§ TASK DIRECTIONS: Filter the data for lines with the word "this" and copy those lines.

====== SOURCE DATA ======

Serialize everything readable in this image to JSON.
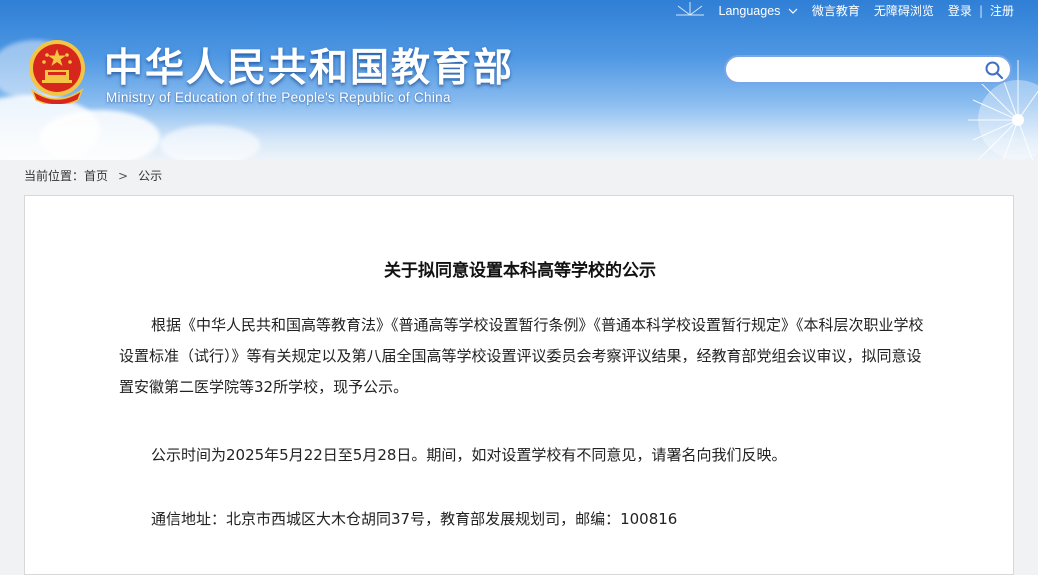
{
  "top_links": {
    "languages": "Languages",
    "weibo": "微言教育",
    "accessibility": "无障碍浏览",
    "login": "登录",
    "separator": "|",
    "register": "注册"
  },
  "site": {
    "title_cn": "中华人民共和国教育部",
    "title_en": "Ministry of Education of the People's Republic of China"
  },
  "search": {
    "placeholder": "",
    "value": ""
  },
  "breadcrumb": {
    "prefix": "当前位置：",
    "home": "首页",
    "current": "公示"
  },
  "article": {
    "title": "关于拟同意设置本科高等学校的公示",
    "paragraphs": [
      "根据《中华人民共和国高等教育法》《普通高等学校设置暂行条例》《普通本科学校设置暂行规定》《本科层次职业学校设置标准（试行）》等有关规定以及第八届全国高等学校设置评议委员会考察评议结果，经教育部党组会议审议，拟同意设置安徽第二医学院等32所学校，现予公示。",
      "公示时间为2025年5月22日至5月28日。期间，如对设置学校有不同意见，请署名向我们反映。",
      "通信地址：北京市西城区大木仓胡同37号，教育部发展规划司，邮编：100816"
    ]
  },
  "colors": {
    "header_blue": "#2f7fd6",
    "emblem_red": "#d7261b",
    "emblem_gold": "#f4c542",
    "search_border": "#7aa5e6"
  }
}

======
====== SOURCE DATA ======

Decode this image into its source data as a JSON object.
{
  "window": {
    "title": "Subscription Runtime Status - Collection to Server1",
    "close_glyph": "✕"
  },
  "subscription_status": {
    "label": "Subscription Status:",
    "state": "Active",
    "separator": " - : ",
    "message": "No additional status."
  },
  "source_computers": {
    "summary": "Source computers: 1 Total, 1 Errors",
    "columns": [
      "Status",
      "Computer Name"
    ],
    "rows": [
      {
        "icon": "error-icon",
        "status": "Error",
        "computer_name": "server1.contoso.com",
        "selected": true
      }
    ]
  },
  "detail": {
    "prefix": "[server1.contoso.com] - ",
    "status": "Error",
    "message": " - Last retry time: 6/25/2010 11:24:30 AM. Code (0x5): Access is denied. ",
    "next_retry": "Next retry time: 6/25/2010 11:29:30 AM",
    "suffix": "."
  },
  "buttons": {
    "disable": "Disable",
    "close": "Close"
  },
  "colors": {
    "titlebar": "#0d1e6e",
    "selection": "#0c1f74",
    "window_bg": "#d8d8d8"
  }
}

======
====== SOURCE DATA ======

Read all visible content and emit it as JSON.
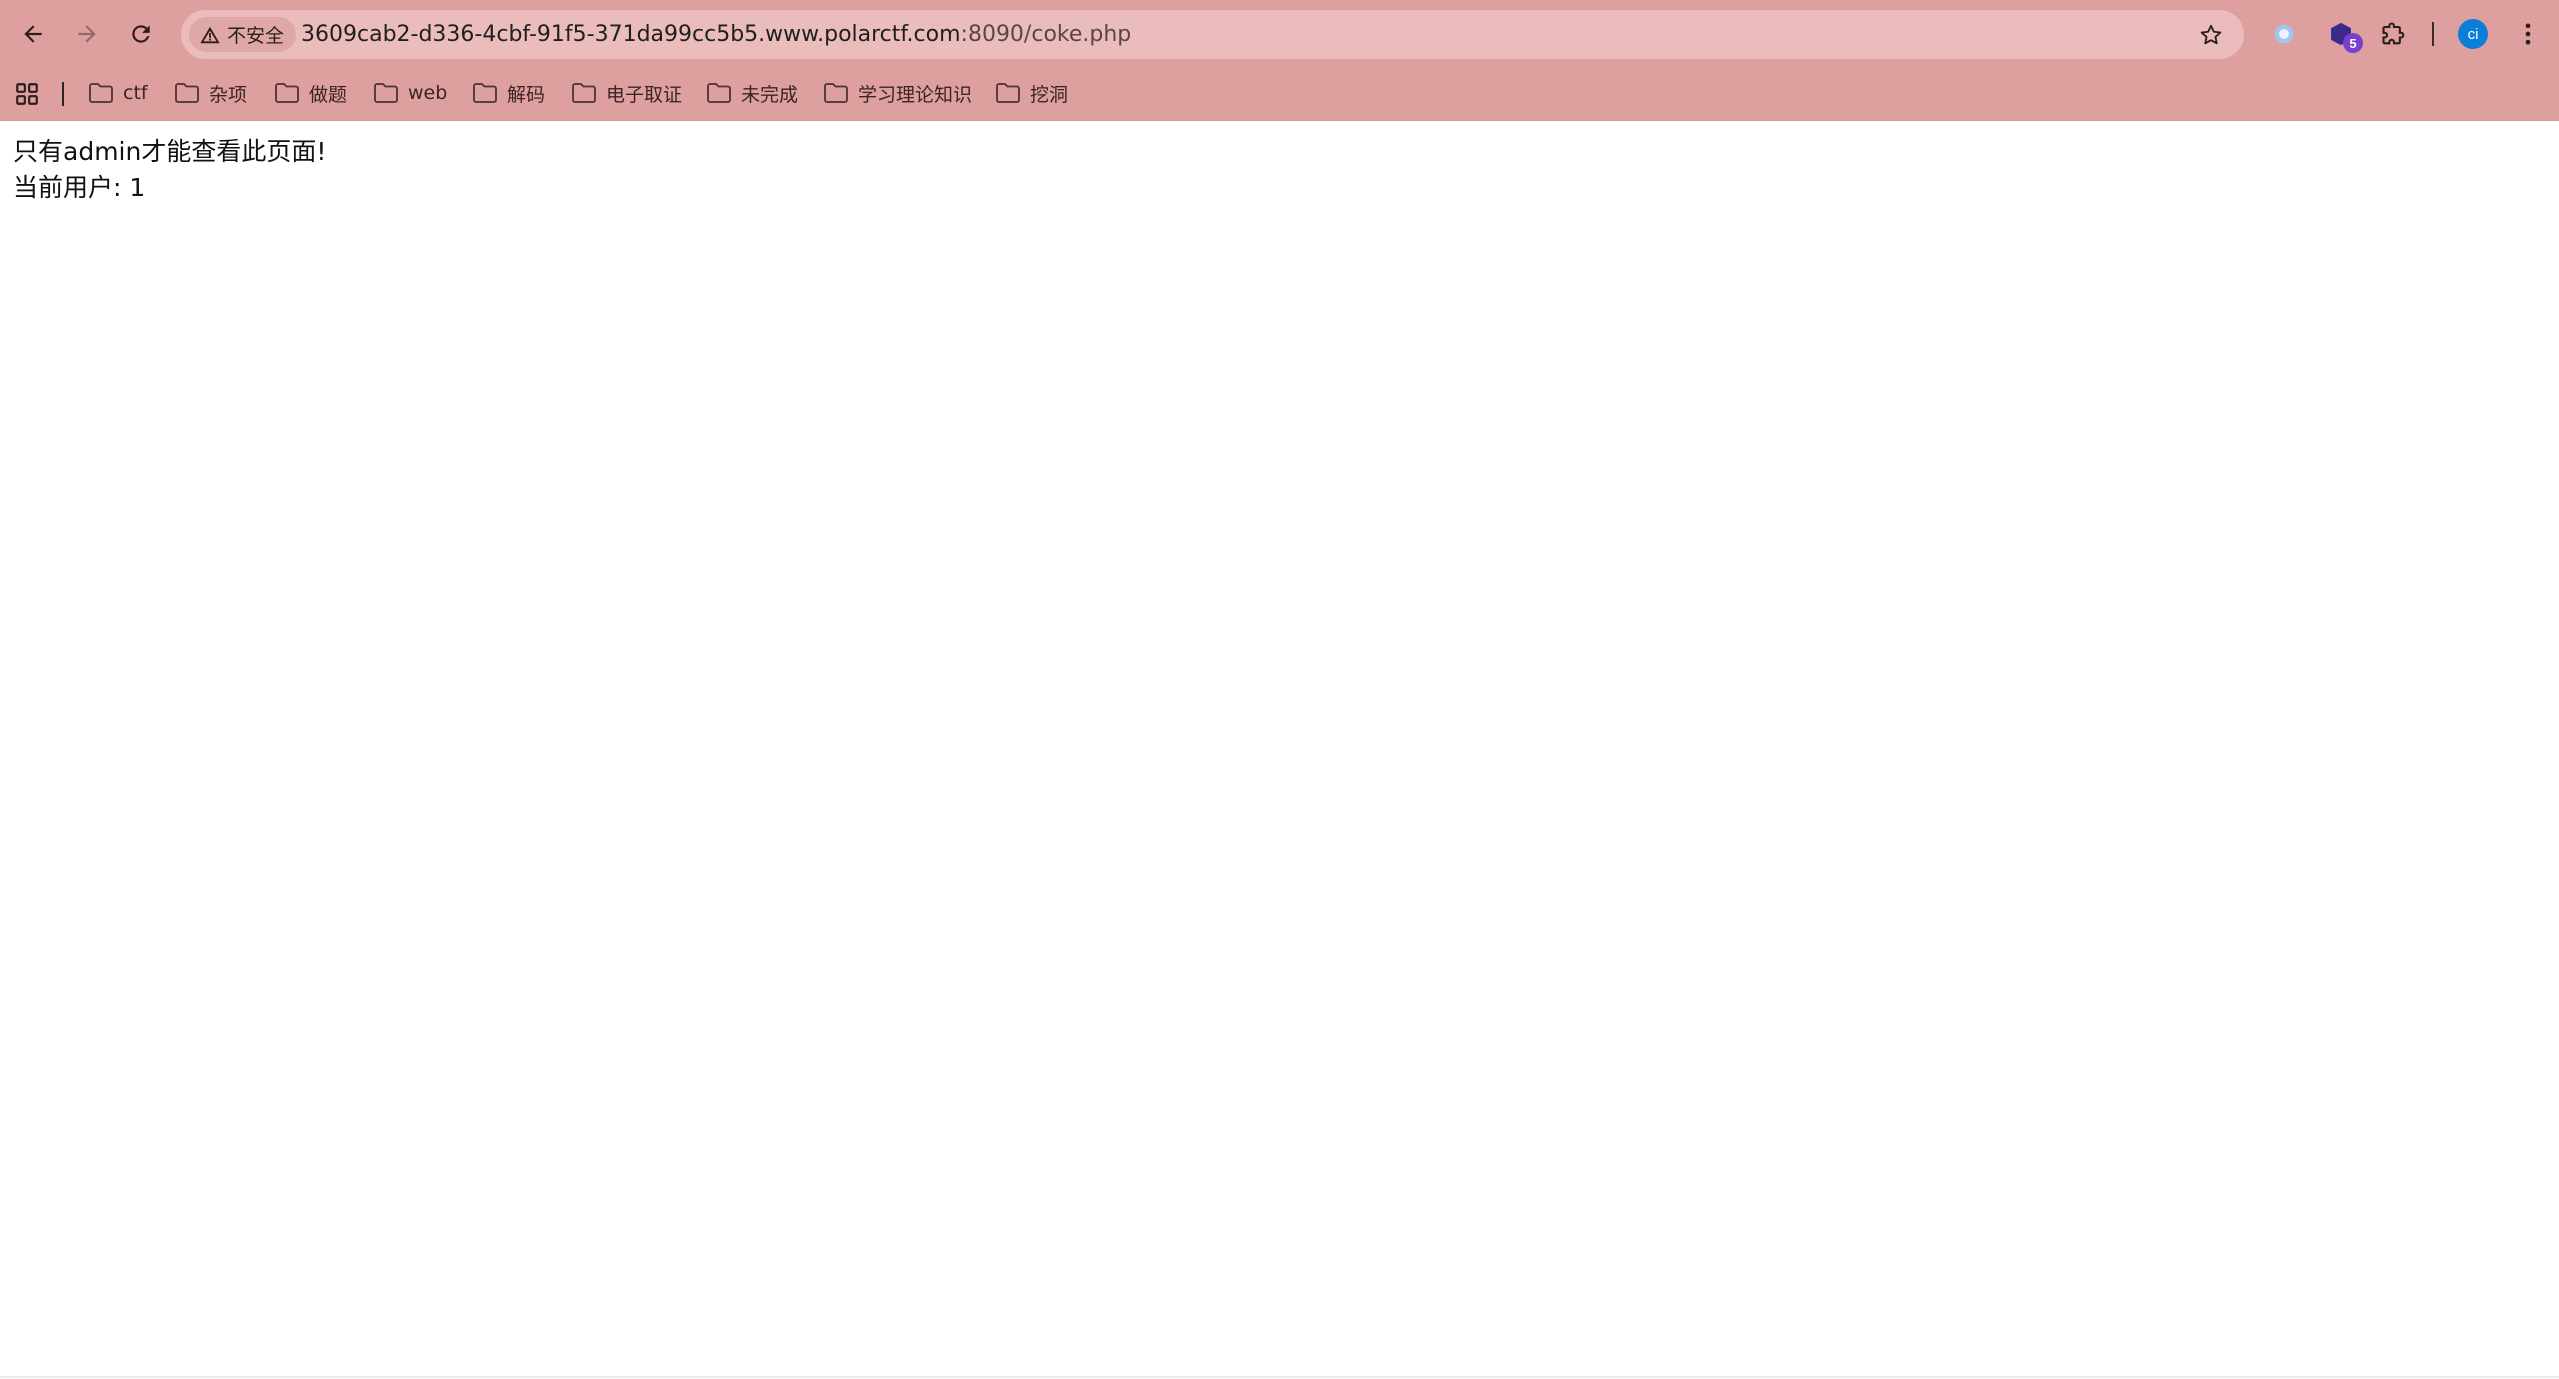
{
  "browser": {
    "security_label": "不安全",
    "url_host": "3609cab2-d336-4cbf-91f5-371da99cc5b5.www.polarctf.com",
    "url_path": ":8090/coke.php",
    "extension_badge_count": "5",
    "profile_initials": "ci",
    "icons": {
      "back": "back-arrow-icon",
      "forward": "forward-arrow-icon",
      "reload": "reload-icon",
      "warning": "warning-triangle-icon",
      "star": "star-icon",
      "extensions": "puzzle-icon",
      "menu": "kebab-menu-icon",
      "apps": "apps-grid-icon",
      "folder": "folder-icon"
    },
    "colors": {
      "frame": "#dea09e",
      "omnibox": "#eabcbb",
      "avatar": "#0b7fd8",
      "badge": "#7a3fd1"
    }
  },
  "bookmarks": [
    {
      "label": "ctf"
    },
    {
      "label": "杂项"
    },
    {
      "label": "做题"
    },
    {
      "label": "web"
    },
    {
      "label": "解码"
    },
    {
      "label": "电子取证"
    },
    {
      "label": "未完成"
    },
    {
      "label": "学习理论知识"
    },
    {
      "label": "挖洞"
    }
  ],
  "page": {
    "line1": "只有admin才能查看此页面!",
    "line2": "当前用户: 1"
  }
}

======

§ COMPLETED EXERCISE:
Serialize everything readable in this image to JSON.
Decode this image into its source data as a JSON object.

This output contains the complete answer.